The way specific sub-systems of a spacecraft like Attitude, Determination and Control Subsystem (ADCS), Orbit Control System (OCS), Power, On Board Data Handling (OBDH), Telemetry, Telecommunication & Control (TT&C), Thermal and On Board Software (OBS), have been designed has a bearing on the way operations are carried out, and this will be highlighted and discussed. The course will include a session on the physiological traps to be avoided during operations and testing.

Real stories of operational staff battling with wayward spacecraft – sometimes winning and sometimes losing – will be used whenever appropriate. “If you want to really understand how a spacecraft works this is the right course. It goes through all the sub-systems in a way that makes you understand the connection between everything on that spacecraft. All in all it is the perfect opportunity for anyone who is interested in working in the space industry,” said an engineering student from Romania who participated in a previous edition of the training course.

University students learn valuable lessons from expert tutors

University students learn valuable lessons from expert tutors

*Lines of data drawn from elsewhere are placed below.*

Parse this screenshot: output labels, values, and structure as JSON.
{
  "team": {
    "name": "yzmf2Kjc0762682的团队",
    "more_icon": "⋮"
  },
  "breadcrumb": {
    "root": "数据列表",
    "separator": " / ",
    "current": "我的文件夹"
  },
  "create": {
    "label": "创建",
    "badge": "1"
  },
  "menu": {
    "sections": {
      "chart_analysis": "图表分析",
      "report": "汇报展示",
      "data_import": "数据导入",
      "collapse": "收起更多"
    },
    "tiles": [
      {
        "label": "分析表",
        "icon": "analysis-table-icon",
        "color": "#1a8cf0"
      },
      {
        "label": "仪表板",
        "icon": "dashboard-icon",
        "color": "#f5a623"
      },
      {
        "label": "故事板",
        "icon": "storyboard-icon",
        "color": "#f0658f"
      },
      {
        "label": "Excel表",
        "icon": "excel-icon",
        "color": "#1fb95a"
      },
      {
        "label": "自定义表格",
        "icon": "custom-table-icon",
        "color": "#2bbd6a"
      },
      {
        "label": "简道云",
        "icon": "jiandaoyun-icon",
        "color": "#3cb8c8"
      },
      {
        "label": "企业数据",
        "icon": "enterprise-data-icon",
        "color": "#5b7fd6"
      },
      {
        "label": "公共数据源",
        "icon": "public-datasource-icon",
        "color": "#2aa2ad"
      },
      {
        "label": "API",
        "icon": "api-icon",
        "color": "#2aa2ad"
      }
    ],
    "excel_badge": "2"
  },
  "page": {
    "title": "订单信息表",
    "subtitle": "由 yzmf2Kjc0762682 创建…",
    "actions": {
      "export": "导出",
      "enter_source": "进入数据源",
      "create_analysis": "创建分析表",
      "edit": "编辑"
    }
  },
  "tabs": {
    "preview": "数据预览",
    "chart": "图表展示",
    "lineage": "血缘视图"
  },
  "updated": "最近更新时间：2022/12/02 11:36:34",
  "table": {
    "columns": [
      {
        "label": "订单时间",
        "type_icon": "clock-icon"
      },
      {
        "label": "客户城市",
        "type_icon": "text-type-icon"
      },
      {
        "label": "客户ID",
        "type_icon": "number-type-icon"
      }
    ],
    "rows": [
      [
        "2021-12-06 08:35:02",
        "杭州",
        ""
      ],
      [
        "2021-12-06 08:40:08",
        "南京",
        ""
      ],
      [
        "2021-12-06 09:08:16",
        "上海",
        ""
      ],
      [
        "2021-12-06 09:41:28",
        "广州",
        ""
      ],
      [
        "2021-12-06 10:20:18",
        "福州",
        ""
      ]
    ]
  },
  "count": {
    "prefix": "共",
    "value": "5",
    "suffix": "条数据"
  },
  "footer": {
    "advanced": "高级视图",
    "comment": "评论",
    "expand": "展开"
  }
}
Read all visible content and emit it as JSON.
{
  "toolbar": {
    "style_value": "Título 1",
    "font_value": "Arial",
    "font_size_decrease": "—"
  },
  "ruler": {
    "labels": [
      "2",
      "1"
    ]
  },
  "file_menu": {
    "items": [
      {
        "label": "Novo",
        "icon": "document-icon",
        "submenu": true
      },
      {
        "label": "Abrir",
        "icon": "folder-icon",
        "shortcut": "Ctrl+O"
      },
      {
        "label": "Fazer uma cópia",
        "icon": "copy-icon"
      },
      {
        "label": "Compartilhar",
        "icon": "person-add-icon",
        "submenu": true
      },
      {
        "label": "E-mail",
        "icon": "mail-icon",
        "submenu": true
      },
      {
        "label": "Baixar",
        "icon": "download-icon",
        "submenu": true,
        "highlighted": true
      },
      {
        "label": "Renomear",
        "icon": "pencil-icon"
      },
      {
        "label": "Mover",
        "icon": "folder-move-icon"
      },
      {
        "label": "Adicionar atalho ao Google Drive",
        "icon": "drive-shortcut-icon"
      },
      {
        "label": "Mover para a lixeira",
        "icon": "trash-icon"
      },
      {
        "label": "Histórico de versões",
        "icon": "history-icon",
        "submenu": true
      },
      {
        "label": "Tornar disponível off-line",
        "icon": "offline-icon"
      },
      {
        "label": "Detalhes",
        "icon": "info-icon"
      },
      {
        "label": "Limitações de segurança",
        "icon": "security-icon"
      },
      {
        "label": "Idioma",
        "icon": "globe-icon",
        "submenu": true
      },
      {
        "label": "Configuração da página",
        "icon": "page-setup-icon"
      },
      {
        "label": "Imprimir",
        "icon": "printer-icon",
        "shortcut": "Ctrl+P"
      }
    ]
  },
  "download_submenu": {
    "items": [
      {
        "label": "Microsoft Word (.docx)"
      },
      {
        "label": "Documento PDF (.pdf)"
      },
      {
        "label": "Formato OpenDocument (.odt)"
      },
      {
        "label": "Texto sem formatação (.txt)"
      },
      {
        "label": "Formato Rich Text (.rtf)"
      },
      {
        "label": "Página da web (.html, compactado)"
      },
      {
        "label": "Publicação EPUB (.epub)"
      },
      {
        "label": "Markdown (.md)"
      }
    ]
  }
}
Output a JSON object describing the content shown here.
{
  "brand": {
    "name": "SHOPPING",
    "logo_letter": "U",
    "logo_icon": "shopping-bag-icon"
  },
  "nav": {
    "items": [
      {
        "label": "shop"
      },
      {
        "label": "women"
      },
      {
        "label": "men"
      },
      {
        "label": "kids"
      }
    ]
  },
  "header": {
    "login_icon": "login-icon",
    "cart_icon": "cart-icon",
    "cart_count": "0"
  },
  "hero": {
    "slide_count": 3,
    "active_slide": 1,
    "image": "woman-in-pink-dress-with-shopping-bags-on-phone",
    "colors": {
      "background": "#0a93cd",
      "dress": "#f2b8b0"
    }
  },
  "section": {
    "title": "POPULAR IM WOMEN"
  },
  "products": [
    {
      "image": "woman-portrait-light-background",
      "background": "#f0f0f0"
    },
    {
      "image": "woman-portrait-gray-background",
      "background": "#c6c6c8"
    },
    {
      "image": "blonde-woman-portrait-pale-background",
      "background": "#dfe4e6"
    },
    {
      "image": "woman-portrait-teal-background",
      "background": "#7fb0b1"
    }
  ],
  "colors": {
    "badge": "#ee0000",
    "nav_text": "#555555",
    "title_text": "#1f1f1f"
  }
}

Preliminary schedule

Day 1  Introduction - the difference between design and operations engineers 
 Mission design and payloads
 Attitude Dynamic and Control Subsystems
Day 2  Orbit Control System
 Group Work
Day 3  Thermal
 Telemetry, Telecommunication & Command
 Group Work
Day 4  On Board Data Handling
 On Board Software
 Group Challenge and Summary


For more information, please contact tlp @

Important note

Due to the evolution of the corona virus situation in Europe, and in line with governmental instructions across Europe and with the recommendations of ESA's Director General on travel restrictions for health and safety reasons, the ESA Education Office reserves the right to cancel or change the format (online delivery) of scheduled ESA Academy training sessions.

Source: ESA